(REQUIREMENT):
Return every record below exactly as given, images excluded.

(INPUT MATERIAL):
+--
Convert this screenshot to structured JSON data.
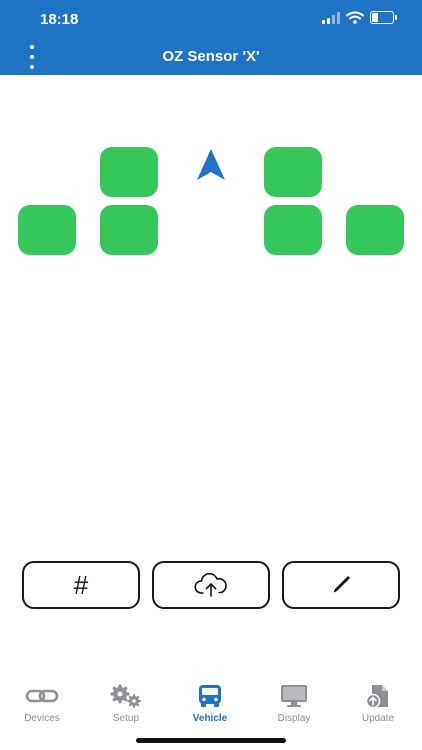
{
  "status_bar": {
    "time": "18:18"
  },
  "header": {
    "title": "OZ Sensor 'X'"
  },
  "actions": {
    "hash_symbol": "#"
  },
  "colors": {
    "header": "#1f73c4",
    "wheel_ok": "#35c759",
    "tab_active": "#1f73c4",
    "tab_inactive": "#8e8e93"
  },
  "tabs": [
    {
      "label": "Devices",
      "icon": "link-icon"
    },
    {
      "label": "Setup",
      "icon": "gears-icon"
    },
    {
      "label": "Vehicle",
      "icon": "bus-icon",
      "active": true
    },
    {
      "label": "Display",
      "icon": "monitor-icon"
    },
    {
      "label": "Update",
      "icon": "file-upload-icon"
    }
  ]
}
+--
(ANSWER SECTION):
Convert this screenshot to structured JSON data.
{
  "status_bar": {
    "time": "18:18"
  },
  "header": {
    "title": "OZ Sensor 'X'"
  },
  "actions": {
    "hash_symbol": "#"
  },
  "colors": {
    "header": "#1f73c4",
    "wheel_ok": "#35c759",
    "tab_active": "#1f73c4",
    "tab_inactive": "#8e8e93"
  },
  "tabs": [
    {
      "label": "Devices",
      "icon": "link-icon"
    },
    {
      "label": "Setup",
      "icon": "gears-icon"
    },
    {
      "label": "Vehicle",
      "icon": "bus-icon",
      "active": true
    },
    {
      "label": "Display",
      "icon": "monitor-icon"
    },
    {
      "label": "Update",
      "icon": "file-upload-icon"
    }
  ]
}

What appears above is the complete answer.